In the late 19th century, the Russian Empire acquired large territories in Central Asia that became known as Russian Turkestan (present-day Uzbekistan and neighboring states). Economic development of the region was closely related to the construction of railroads, such as the Trans-Caspian Railway, begun in 1879 and expanded over the next three decades. An important station was the Russian settlement of Chardjuy (now Turkmenabat), located on the Amu-Darya (Oxus) River and founded in 1886 near the site of an ancient town of the same name. The foreground of this photograph shows a thin ribbon of railroad stretching across salt flats in the semi-arid region near Chardjuy. A permanent rail bridge was completed across the Amu-Darya in 1901. The image is by Russian photographer Sergei Mikhailovich Prokudin-Gorskii (1863–1944), who used a special color photography process to create a visual record of the Russian Empire in the early 20th century. Some of Prokudin-Gorskii’s photographs date from about 1905, but the bulk of his work is from between 1909 and 1915, when, with the support of Tsar Nicholas II and the Ministry of Transportation, he undertook extended trips through many different parts of the empire. Prokudin-Gorskii was particularly interested in recently acquired territories of the Russian Empire such as Turkestan which he visited on a number of occasions, including two trips in 1911. Turkestan appealed to him not only for its rich Islamic culture but also for the transformation brought by Russian settlement, particularly in agriculture.

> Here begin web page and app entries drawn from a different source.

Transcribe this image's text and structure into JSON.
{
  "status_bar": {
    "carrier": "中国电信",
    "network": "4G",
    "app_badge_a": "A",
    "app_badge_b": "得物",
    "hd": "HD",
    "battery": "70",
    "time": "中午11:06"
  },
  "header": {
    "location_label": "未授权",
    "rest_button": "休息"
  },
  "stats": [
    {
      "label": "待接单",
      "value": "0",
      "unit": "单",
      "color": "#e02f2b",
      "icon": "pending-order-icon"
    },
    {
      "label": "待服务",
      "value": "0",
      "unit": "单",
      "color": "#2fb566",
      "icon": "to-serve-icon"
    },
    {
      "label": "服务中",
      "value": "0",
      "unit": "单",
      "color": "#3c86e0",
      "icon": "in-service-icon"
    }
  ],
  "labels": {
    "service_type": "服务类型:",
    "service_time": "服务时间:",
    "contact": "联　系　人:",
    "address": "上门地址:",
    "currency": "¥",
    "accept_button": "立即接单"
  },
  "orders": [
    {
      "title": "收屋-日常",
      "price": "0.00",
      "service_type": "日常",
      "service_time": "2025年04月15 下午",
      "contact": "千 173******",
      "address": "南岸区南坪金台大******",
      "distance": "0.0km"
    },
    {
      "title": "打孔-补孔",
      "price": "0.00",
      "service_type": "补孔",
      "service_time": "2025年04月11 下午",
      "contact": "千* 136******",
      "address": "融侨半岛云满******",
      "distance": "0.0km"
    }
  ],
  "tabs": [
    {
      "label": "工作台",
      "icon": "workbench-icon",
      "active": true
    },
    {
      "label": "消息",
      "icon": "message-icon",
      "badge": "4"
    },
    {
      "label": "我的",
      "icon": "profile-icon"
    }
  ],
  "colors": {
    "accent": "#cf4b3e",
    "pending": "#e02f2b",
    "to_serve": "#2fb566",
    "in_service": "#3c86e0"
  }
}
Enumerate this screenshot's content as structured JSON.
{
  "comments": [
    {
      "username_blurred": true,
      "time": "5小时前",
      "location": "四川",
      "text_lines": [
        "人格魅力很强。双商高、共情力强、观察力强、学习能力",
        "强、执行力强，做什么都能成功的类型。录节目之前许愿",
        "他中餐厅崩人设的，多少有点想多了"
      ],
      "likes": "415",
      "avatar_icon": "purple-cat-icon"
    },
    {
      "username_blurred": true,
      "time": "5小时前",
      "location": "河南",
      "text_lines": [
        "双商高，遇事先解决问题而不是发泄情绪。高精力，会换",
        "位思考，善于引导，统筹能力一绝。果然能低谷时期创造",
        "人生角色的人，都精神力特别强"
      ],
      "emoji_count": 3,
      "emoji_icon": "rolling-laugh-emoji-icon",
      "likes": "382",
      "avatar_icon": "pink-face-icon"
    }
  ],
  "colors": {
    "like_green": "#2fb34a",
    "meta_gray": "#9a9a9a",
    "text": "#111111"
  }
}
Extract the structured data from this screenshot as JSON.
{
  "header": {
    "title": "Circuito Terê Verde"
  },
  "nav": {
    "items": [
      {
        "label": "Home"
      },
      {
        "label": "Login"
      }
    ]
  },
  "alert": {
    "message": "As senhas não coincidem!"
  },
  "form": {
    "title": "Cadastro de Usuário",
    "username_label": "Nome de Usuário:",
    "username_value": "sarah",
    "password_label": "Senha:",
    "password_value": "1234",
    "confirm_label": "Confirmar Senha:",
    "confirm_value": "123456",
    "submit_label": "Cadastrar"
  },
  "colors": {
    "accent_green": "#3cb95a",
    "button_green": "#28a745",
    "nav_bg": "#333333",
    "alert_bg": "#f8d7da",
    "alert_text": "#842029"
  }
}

Title in Original Language
Железнодорожный путь, проходящий через пустыню
Type of Item
Glass negative (presented as a digital color composite)
- Prokudin-Gorskii’s photographic work survives primarily in two forms: 1,901 black-and-white triple-frame glass plate negatives, made with color separation filters, which Prokudin-Gorskii used to make color prints and lantern slides; and 12 albums of sepia-tone prints, made from the glass negatives, which Prokudin-Gorskii compiled as a record of his travels and studies. The Library of Congress purchased the glass plate negatives and the albums from the Prokudin-Gorskii family in 1948. In 2004, the Library of Congress had digital color composites made from all the surviving glass negatives using a software algorithm to automatically align the color components. As with most historical photographs, title and subject identifications are corrected and enhanced through new research. Current information on the collection is at http://www.loc.gov/pictures/collection/prok/.
Last updated: September 30, 2016